He has remained in custody since March on $3.4 million bail.
Deputy District Attorney Elena Abramson said in a press release that Chapel will be sentenced to 25 years in state prison and ordered to register as a sex offender for the rest of his life when he returns to court Sept. 20 for sentencing.
On Thursday the group at Alhambra High is talking about feelings. It’s the second to last day of the two-week "Fresh Start" program, and there is an easy familiarity among them.
The quote of the day is "no feeling is final," and they are in small groups filling out worksheets about the "stress spiral." The group takes apart a scenario about a student named Mark who had to join a program at school because he “ditched so much.” Mark tries to develop a plan to change his thoughts, feelings and actions.
The students have to identify coping strategies Mark uses — such as eating ice cream or playing guitar — to deal with his negative thoughts and feelings. And they try to identify how Mark’s feelings, actions and thoughts are linked together.
Sharon Chan, one of the therapists, leads 15 students in one of the three classes in a group discussion. "What if you have a day where eating ice cream, watching the TV, and those things don't work?...Sometimes it's having a friend or family support us, and that's OK."
Chan asks the class to come up with 10 coping strategies, and asks: "Who would you call if you got to the end of the list?”
"I'd call Maria," said Cassandra Contreras, 14, looking over to her friend's desk a couple feet away. "Even though I just met her last week, I'd call her and talk to her.
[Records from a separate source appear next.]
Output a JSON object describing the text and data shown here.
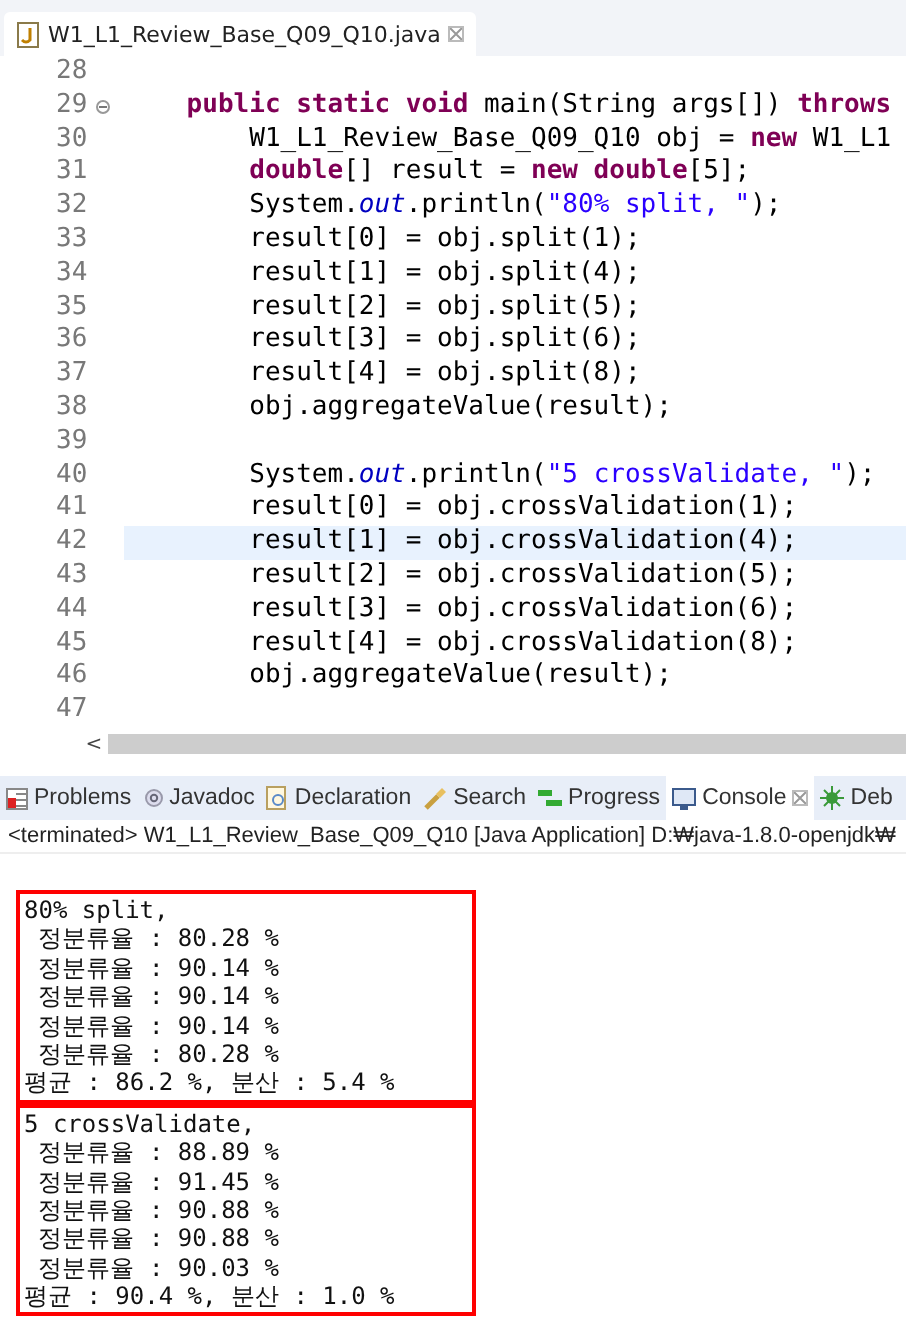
{
  "editor": {
    "tab": {
      "title": "W1_L1_Review_Base_Q09_Q10.java"
    },
    "lines": [
      {
        "number": "28",
        "fold": false,
        "current": false
      },
      {
        "number": "29",
        "fold": true,
        "current": false,
        "tokens": [
          {
            "kind": "kw",
            "text": "    public static void"
          },
          {
            "kind": "plain",
            "text": " main(String args[]) "
          },
          {
            "kind": "kw",
            "text": "throws"
          }
        ]
      },
      {
        "number": "30",
        "fold": false,
        "current": false,
        "tokens": [
          {
            "kind": "plain",
            "text": "        W1_L1_Review_Base_Q09_Q10 obj = "
          },
          {
            "kind": "kw",
            "text": "new"
          },
          {
            "kind": "plain",
            "text": " W1_L1"
          }
        ]
      },
      {
        "number": "31",
        "fold": false,
        "current": false,
        "tokens": [
          {
            "kind": "kw",
            "text": "        double"
          },
          {
            "kind": "plain",
            "text": "[] result = "
          },
          {
            "kind": "kw",
            "text": "new double"
          },
          {
            "kind": "plain",
            "text": "[5];"
          }
        ]
      },
      {
        "number": "32",
        "fold": false,
        "current": false,
        "tokens": [
          {
            "kind": "plain",
            "text": "        System."
          },
          {
            "kind": "field",
            "text": "out"
          },
          {
            "kind": "plain",
            "text": ".println("
          },
          {
            "kind": "str",
            "text": "\"80% split, \""
          },
          {
            "kind": "plain",
            "text": ");"
          }
        ]
      },
      {
        "number": "33",
        "fold": false,
        "current": false,
        "tokens": [
          {
            "kind": "plain",
            "text": "        result[0] = obj.split(1);"
          }
        ]
      },
      {
        "number": "34",
        "fold": false,
        "current": false,
        "tokens": [
          {
            "kind": "plain",
            "text": "        result[1] = obj.split(4);"
          }
        ]
      },
      {
        "number": "35",
        "fold": false,
        "current": false,
        "tokens": [
          {
            "kind": "plain",
            "text": "        result[2] = obj.split(5);"
          }
        ]
      },
      {
        "number": "36",
        "fold": false,
        "current": false,
        "tokens": [
          {
            "kind": "plain",
            "text": "        result[3] = obj.split(6);"
          }
        ]
      },
      {
        "number": "37",
        "fold": false,
        "current": false,
        "tokens": [
          {
            "kind": "plain",
            "text": "        result[4] = obj.split(8);"
          }
        ]
      },
      {
        "number": "38",
        "fold": false,
        "current": false,
        "tokens": [
          {
            "kind": "plain",
            "text": "        obj.aggregateValue(result);"
          }
        ]
      },
      {
        "number": "39",
        "fold": false,
        "current": false
      },
      {
        "number": "40",
        "fold": false,
        "current": false,
        "tokens": [
          {
            "kind": "plain",
            "text": "        System."
          },
          {
            "kind": "field",
            "text": "out"
          },
          {
            "kind": "plain",
            "text": ".println("
          },
          {
            "kind": "str",
            "text": "\"5 crossValidate, \""
          },
          {
            "kind": "plain",
            "text": ");"
          }
        ]
      },
      {
        "number": "41",
        "fold": false,
        "current": false,
        "tokens": [
          {
            "kind": "plain",
            "text": "        result[0] = obj.crossValidation(1);"
          }
        ]
      },
      {
        "number": "42",
        "fold": false,
        "current": true,
        "tokens": [
          {
            "kind": "plain",
            "text": "        result[1] = obj.crossValidation(4);"
          }
        ]
      },
      {
        "number": "43",
        "fold": false,
        "current": false,
        "tokens": [
          {
            "kind": "plain",
            "text": "        result[2] = obj.crossValidation(5);"
          }
        ]
      },
      {
        "number": "44",
        "fold": false,
        "current": false,
        "tokens": [
          {
            "kind": "plain",
            "text": "        result[3] = obj.crossValidation(6);"
          }
        ]
      },
      {
        "number": "45",
        "fold": false,
        "current": false,
        "tokens": [
          {
            "kind": "plain",
            "text": "        result[4] = obj.crossValidation(8);"
          }
        ]
      },
      {
        "number": "46",
        "fold": false,
        "current": false,
        "tokens": [
          {
            "kind": "plain",
            "text": "        obj.aggregateValue(result);"
          }
        ]
      },
      {
        "number": "47",
        "fold": false,
        "current": false
      }
    ],
    "scroll_arrow": "<"
  },
  "panel": {
    "tabs": [
      {
        "label": "Problems",
        "selected": false
      },
      {
        "label": "Javadoc",
        "selected": false
      },
      {
        "label": "Declaration",
        "selected": false
      },
      {
        "label": "Search",
        "selected": false
      },
      {
        "label": "Progress",
        "selected": false
      },
      {
        "label": "Console",
        "selected": true
      },
      {
        "label": "Deb",
        "selected": false
      }
    ],
    "status": "<terminated> W1_L1_Review_Base_Q09_Q10 [Java Application] D:₩java-1.8.0-openjdk₩",
    "output_groups": [
      {
        "lines": [
          "80% split,",
          " 정분류율 : 80.28 %",
          " 정분류율 : 90.14 %",
          " 정분류율 : 90.14 %",
          " 정분류율 : 90.14 %",
          " 정분류율 : 80.28 %",
          "평균 : 86.2 %, 분산 : 5.4 %"
        ]
      },
      {
        "lines": [
          "5 crossValidate,",
          " 정분류율 : 88.89 %",
          " 정분류율 : 91.45 %",
          " 정분류율 : 90.88 %",
          " 정분류율 : 90.88 %",
          " 정분류율 : 90.03 %",
          "평균 : 90.4 %, 분산 : 1.0 %"
        ]
      }
    ]
  }
}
She understands."
"Awwww," the class groaned collectively.
Then they start to put together their lists. Students shout out their coping methods: writing a letter and never sending it, keeping a diary, playing sports, posting to Tumblr.
Maria Guadalupe Lara, 14, watches the action with an appreciative and mischievous grin, shouting out her suggestions.
"You can come in here and say whatever you want, because we have the Vegas rule," Maria said. "What happens here, stays here."
Dianna Dolores Zuany, 14, was always a social butterfly and school leader. But as an eighth-grader, she was struggling in her classes for the first time and was worried she wouldn’t be able to graduate. Her grandfather died in December, she had a new boyfriend, and she and her childhood best friend were starting to drift apart.
"As an eighth-grader you have your drama, you have the little girls and the boys, the 'Oh I have a boyfriend' and all this, and the crossing the stage," Dianna said. "You had your worries, what if I fail freshman year, what if, what if, and you just worry, but this is a fresh start."
Near Dianna sat Arturo Jr. Cuevas, 15. For Arturo, Fresh Start really is a second chance. Arturo didn't cross the stage at his graduation ceremony because he failed a science class. He’d allowed himself to bend to peer pressure to slack off as an eighth-grader, and was distracted by trouble at home.